The problem with current semiconductors today are that they are essentially toxic and non-biodegrable, and so the researchers think they can replace substrates of chips with cellulose nanofibril (CNF) a material derived from wood.
Professor Jack Ma, a computer engineer professor at UW-Madison, said: “The majority of material in a chip is support. We only use less than a couple of micrometres for anything else. Now the chips are so safe you can put them in the forest and fungus will degrade it. They become as safe as fertiliser.”
CNF, according to the team, has a relatively low thermal expansion coefficient, making it suitable for such applications.
Most chips use gallium arsenide chips because of their performance but it is pretty toxic.
Ma said that because mass production of current semiconductors is so chip, it could well take some time for the industry to adopt the wooden design.

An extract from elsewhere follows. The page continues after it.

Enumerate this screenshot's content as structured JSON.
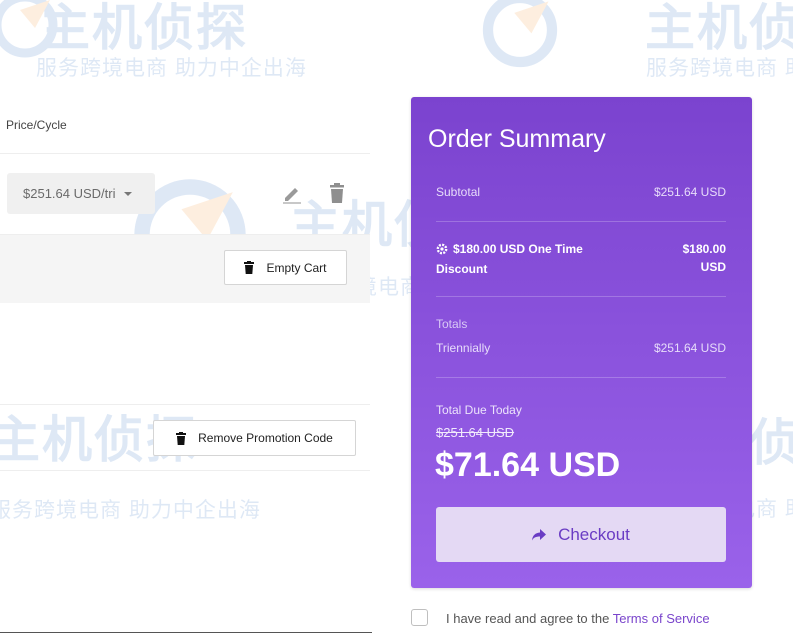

“Flexible electronics are the future, and we think we’re going to be well ahead of the curve.”